- **Task objective**: Nothing but an exact repeat of the data, with pictures removed, belongs in the answer.

- **The input**:
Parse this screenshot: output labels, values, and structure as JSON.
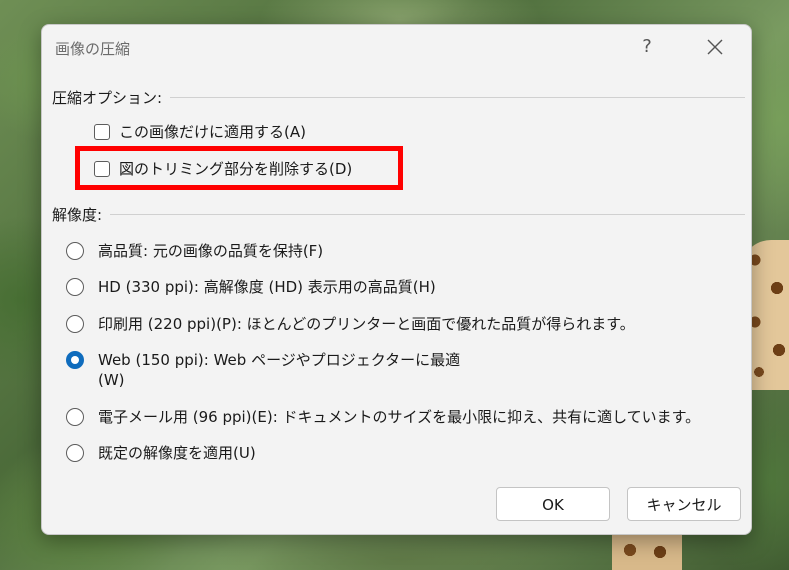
{
  "dialog": {
    "title": "画像の圧縮",
    "help_label": "?",
    "close_icon": "close-icon"
  },
  "compression_options": {
    "header": "圧縮オプション:",
    "apply_only_this": {
      "label": "この画像だけに適用する(A)",
      "checked": false
    },
    "delete_cropped": {
      "label": "図のトリミング部分を削除する(D)",
      "checked": false
    }
  },
  "resolution": {
    "header": "解像度:",
    "options": [
      {
        "label": "高品質: 元の画像の品質を保持(F)",
        "selected": false
      },
      {
        "label": "HD (330 ppi): 高解像度 (HD) 表示用の高品質(H)",
        "selected": false
      },
      {
        "label": "印刷用 (220 ppi)(P): ほとんどのプリンターと画面で優れた品質が得られます。",
        "selected": false
      },
      {
        "label": "Web (150 ppi): Web ページやプロジェクターに最適(W)",
        "selected": true
      },
      {
        "label": "電子メール用 (96 ppi)(E): ドキュメントのサイズを最小限に抑え、共有に適しています。",
        "selected": false
      },
      {
        "label": "既定の解像度を適用(U)",
        "selected": false
      }
    ]
  },
  "buttons": {
    "ok": "OK",
    "cancel": "キャンセル"
  },
  "colors": {
    "accent": "#0f6cbd",
    "highlight": "#ff0000"
  }
}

- **Task answer**:
Parse this screenshot: output labels, values, and structure as JSON.
{
  "dialog": {
    "title": "画像の圧縮",
    "help_label": "?",
    "close_icon": "close-icon"
  },
  "compression_options": {
    "header": "圧縮オプション:",
    "apply_only_this": {
      "label": "この画像だけに適用する(A)",
      "checked": false
    },
    "delete_cropped": {
      "label": "図のトリミング部分を削除する(D)",
      "checked": false
    }
  },
  "resolution": {
    "header": "解像度:",
    "options": [
      {
        "label": "高品質: 元の画像の品質を保持(F)",
        "selected": false
      },
      {
        "label": "HD (330 ppi): 高解像度 (HD) 表示用の高品質(H)",
        "selected": false
      },
      {
        "label": "印刷用 (220 ppi)(P): ほとんどのプリンターと画面で優れた品質が得られます。",
        "selected": false
      },
      {
        "label": "Web (150 ppi): Web ページやプロジェクターに最適(W)",
        "selected": true
      },
      {
        "label": "電子メール用 (96 ppi)(E): ドキュメントのサイズを最小限に抑え、共有に適しています。",
        "selected": false
      },
      {
        "label": "既定の解像度を適用(U)",
        "selected": false
      }
    ]
  },
  "buttons": {
    "ok": "OK",
    "cancel": "キャンセル"
  },
  "colors": {
    "accent": "#0f6cbd",
    "highlight": "#ff0000"
  }
}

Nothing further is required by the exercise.